● **Exercise details**
Of all the lines in the records below, copy only those that contain the string "true".

Source data
+++++

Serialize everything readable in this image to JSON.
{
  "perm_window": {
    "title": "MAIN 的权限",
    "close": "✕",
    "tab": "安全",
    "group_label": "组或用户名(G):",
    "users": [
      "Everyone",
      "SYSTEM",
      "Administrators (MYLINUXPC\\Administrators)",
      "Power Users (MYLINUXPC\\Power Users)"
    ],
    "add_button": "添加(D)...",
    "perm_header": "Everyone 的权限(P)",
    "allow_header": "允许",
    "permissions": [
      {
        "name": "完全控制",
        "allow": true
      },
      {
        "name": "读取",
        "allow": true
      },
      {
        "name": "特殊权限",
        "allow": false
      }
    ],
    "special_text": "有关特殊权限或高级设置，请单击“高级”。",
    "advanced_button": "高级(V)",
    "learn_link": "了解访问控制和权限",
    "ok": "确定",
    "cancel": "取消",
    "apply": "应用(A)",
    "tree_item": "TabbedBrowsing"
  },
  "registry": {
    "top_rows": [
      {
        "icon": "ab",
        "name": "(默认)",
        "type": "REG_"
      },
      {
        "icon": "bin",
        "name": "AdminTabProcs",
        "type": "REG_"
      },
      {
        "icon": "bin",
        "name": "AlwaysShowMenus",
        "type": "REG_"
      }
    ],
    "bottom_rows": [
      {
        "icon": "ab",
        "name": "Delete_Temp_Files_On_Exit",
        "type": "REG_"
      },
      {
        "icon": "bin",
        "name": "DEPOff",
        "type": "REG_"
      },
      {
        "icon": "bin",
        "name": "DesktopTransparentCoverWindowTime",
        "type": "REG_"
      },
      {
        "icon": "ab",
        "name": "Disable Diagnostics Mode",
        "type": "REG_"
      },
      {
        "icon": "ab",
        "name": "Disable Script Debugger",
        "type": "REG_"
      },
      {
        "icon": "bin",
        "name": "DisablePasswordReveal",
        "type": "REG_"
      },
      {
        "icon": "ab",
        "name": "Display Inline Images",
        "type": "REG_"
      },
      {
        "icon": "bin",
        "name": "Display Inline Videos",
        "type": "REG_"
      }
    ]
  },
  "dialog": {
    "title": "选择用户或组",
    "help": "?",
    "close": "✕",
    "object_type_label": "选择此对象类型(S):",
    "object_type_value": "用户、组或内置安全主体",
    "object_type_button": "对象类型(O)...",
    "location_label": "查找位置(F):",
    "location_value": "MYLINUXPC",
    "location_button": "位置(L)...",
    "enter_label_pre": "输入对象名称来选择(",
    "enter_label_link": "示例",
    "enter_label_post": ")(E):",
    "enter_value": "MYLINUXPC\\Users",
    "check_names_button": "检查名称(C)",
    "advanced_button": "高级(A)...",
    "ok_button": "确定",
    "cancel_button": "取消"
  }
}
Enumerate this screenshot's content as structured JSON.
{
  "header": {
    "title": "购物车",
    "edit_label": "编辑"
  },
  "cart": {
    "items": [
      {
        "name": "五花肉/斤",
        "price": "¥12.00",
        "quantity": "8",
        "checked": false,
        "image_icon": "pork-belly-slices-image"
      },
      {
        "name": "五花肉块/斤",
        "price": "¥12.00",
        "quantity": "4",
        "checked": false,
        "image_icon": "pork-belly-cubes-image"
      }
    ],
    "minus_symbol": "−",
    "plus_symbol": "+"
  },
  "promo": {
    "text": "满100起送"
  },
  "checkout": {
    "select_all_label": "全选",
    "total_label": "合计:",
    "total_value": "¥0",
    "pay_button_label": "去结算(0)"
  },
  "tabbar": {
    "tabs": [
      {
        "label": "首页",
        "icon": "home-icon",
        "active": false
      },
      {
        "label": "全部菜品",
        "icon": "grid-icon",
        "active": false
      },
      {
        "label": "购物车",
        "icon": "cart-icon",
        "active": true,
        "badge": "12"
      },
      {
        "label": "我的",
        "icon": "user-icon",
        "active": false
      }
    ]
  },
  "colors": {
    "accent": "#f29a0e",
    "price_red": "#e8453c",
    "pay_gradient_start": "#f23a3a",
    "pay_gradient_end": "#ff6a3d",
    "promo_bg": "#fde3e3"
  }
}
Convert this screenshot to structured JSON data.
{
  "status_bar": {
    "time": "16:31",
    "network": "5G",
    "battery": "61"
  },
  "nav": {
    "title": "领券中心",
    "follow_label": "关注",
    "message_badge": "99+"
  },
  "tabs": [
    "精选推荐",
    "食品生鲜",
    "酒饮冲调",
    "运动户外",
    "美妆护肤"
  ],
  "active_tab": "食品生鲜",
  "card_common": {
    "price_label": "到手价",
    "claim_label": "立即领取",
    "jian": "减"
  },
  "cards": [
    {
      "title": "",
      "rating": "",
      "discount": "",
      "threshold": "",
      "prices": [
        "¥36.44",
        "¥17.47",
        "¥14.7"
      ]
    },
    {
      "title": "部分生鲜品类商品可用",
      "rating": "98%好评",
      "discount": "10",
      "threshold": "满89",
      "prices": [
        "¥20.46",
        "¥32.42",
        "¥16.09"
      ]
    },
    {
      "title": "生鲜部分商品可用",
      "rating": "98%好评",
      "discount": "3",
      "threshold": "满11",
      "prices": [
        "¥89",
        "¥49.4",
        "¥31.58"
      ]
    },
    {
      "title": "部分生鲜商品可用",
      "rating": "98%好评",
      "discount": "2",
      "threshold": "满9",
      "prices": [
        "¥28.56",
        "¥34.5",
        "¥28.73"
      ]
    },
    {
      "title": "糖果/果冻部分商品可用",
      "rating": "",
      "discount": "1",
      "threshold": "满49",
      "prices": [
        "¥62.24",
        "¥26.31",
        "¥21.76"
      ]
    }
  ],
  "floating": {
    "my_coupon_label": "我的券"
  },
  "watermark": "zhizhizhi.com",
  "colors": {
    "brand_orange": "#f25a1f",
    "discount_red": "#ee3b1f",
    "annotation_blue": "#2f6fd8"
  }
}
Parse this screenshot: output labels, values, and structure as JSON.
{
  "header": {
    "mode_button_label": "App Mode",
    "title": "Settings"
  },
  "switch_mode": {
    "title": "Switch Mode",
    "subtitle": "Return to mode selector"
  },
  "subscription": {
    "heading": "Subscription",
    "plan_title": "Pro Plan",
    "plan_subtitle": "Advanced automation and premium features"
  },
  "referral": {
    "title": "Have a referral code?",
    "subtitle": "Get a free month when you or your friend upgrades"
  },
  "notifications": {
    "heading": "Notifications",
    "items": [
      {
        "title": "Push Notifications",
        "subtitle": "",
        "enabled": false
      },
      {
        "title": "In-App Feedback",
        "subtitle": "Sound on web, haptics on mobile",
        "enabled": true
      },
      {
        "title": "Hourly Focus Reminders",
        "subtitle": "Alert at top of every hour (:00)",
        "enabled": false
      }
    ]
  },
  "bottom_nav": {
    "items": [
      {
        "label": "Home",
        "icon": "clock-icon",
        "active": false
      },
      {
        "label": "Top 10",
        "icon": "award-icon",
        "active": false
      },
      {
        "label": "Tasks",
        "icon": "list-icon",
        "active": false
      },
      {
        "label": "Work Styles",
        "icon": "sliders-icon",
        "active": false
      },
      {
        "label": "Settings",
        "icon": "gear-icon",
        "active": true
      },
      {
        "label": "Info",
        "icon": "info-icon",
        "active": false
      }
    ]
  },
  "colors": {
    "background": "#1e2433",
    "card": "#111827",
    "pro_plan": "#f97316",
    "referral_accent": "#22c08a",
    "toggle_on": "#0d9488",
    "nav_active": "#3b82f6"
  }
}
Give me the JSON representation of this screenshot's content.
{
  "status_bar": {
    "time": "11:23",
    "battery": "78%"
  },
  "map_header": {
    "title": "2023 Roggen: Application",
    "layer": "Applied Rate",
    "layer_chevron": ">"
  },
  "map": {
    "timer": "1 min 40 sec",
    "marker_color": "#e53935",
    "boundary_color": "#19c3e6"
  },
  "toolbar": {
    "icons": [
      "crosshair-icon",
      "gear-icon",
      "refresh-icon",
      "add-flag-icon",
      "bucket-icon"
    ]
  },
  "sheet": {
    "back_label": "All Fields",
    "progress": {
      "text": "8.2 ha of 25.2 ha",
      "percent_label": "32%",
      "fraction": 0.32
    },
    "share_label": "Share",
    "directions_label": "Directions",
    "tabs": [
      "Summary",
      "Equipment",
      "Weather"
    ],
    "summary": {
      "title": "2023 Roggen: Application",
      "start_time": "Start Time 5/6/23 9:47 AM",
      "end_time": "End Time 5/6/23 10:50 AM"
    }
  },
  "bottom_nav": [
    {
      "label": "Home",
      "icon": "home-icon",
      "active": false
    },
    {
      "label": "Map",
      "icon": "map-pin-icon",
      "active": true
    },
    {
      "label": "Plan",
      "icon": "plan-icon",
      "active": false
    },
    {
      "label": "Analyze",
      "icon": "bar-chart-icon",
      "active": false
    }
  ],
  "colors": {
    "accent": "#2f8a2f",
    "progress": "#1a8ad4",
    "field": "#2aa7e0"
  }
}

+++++

● **Task solution**
        "allow": true
        "allow": true
        "active": true,
        "enabled": true
        "active": true
      "active": true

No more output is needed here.